An anatomical gift refers to whole body donation. Through the Stanford Anatomical Gift Program, donors play an essential role in the training and education of Stanford medical students, residents, and surgeons. Anatomical donation allows students to train in clinical science, surgical techniques, and perform research that improves healthcare.
In order to register to be an Anatomical Gift Program donor, you must be at least 18 years old at the time of registration. A power of attorney may sign the registration documents on your behalf if you are unable to sign for yourself.
There are some conditions that disqualify a donor from being accepted to the Anatomical Gift Program:
Has a contagious blood-borne disease: Hepatitis B, Hepatitis C, HIV/AIDS, Tuberculosis
Weighs over 220 lb
Is outside a 150 mile radius from Stanford
Under a Coroner's Hold
We cannot guarantee in advance that your body will be accepted for donation. We recommend registrants inform family members of the donation procedures and have alternate arrangements planned in case anatomical donation is not a possibility.
Cancers, dementia, Parkinson's, transplants, artificial limbs, living organ transplantation, pacemaker are examples of medical conditions or histories that are acceptable for Anatomical Gift Program donors and will not exclude them from donation.
As of 2023, Covid-19 is no longer an exlusion criteria for Anatomical Gift Program donors.
The Anatomical Gift Program is capable of transporting donors from within a 150-mile radius of the Stanford campus.

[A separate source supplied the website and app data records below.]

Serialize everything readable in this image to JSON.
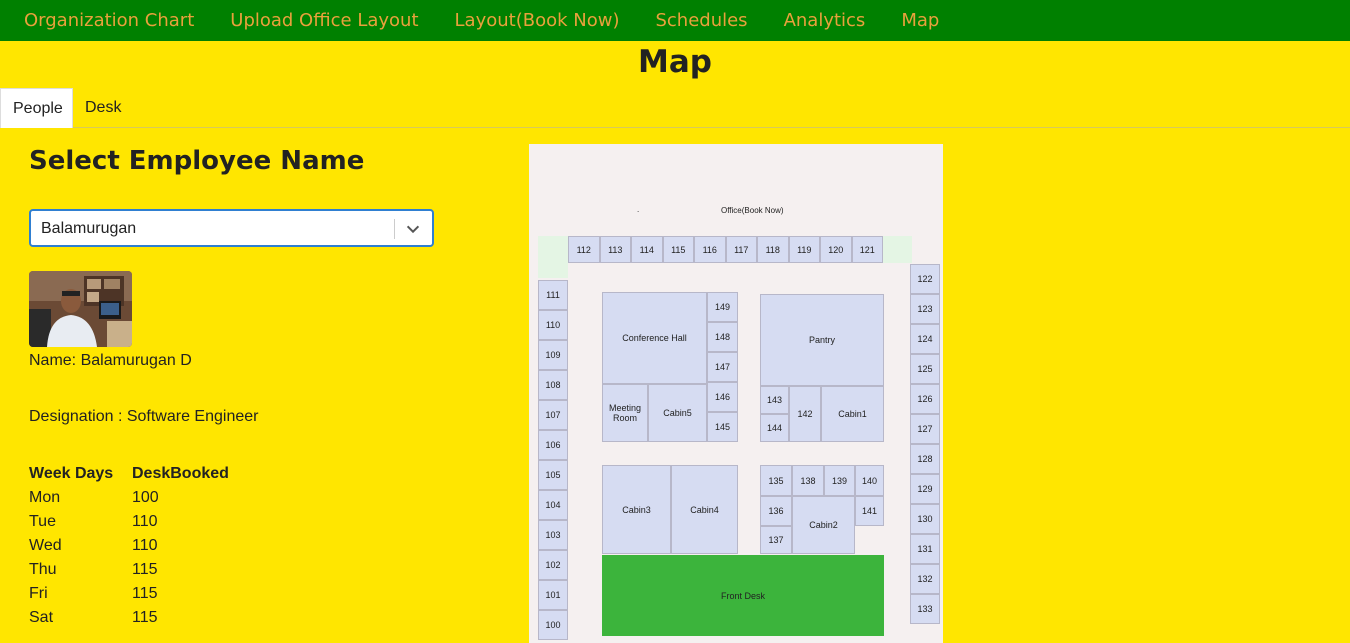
{
  "nav": {
    "items": [
      {
        "label": "Organization Chart"
      },
      {
        "label": "Upload Office Layout"
      },
      {
        "label": "Layout(Book Now)"
      },
      {
        "label": "Schedules"
      },
      {
        "label": "Analytics"
      },
      {
        "label": "Map"
      }
    ]
  },
  "page": {
    "title": "Map"
  },
  "tabs": {
    "people": "People",
    "desk": "Desk"
  },
  "employee": {
    "heading": "Select Employee Name",
    "selected": "Balamurugan",
    "name_line": "Name: Balamurugan D",
    "designation_line": "Designation : Software Engineer"
  },
  "week": {
    "col1": "Week Days",
    "col2": "DeskBooked",
    "rows": [
      {
        "day": "Mon",
        "desk": "100"
      },
      {
        "day": "Tue",
        "desk": "110"
      },
      {
        "day": "Wed",
        "desk": "110"
      },
      {
        "day": "Thu",
        "desk": "115"
      },
      {
        "day": "Fri",
        "desk": "115"
      },
      {
        "day": "Sat",
        "desk": "115"
      }
    ]
  },
  "map": {
    "title": "Office(Book Now)",
    "dot": ".",
    "top_desks": [
      "112",
      "113",
      "114",
      "115",
      "116",
      "117",
      "118",
      "119",
      "120",
      "121"
    ],
    "left_desks": [
      "111",
      "110",
      "109",
      "108",
      "107",
      "106",
      "105",
      "104",
      "103",
      "102",
      "101",
      "100"
    ],
    "right_desks": [
      "122",
      "123",
      "124",
      "125",
      "126",
      "127",
      "128",
      "129",
      "130",
      "131",
      "132",
      "133"
    ],
    "conference": "Conference Hall",
    "conf_side": [
      "149",
      "148",
      "147",
      "146",
      "145"
    ],
    "meeting": "Meeting Room",
    "cabin5": "Cabin5",
    "pantry": "Pantry",
    "d143": "143",
    "d144": "144",
    "d142": "142",
    "cabin1": "Cabin1",
    "cabin3": "Cabin3",
    "cabin4": "Cabin4",
    "d135": "135",
    "d138": "138",
    "d139": "139",
    "d140": "140",
    "d136": "136",
    "d141": "141",
    "d137": "137",
    "cabin2": "Cabin2",
    "front_desk": "Front Desk"
  }
}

If a death occurs outside the 150-mile radius from Stanford, we are unable to accept the donation, and families will be responsible for coordinating an alternate arrangement.
Unfortunately, because of the timeliness of anatomical donation (within 12 hours of death), it is not possible for donors to be embalmed elsewhere or to be present at a funeral or viewing. We understand this can be a deeply personal choice for donors and their families. We strongly encourage potential donors to discuss with family members ahead of time.
Yes, the policy change of the previous Willed Body Program only affects donors who pass away after Jan 1, 2020.
*For families whose loved one passed prior to Jan 1, 2020: Your loved one is considered a "legacy donor." If you indicated at the time of death that you would like the remains returned, you will receive a phone call with more information when they are available to be picked up in Palo Alto.
If you would like to collect the remains of your loved one who donated to our program and they are considered a legacy donor, please contact us. We will help refile the death certificate and coordinate with the funeral home for your pickup of the remains. If you miss your appointment to pick-up the remains, it will be your responsibility to refile and coordinate with the funeral home to retrieve them. Due to liability issues, we are unable ship remains to individuals.
All donors accepted into the program after January 2020 will not have their cremated remains returned to their family, regardless of date of registration. The remains of our donors are scattered at sea in a private ceremony.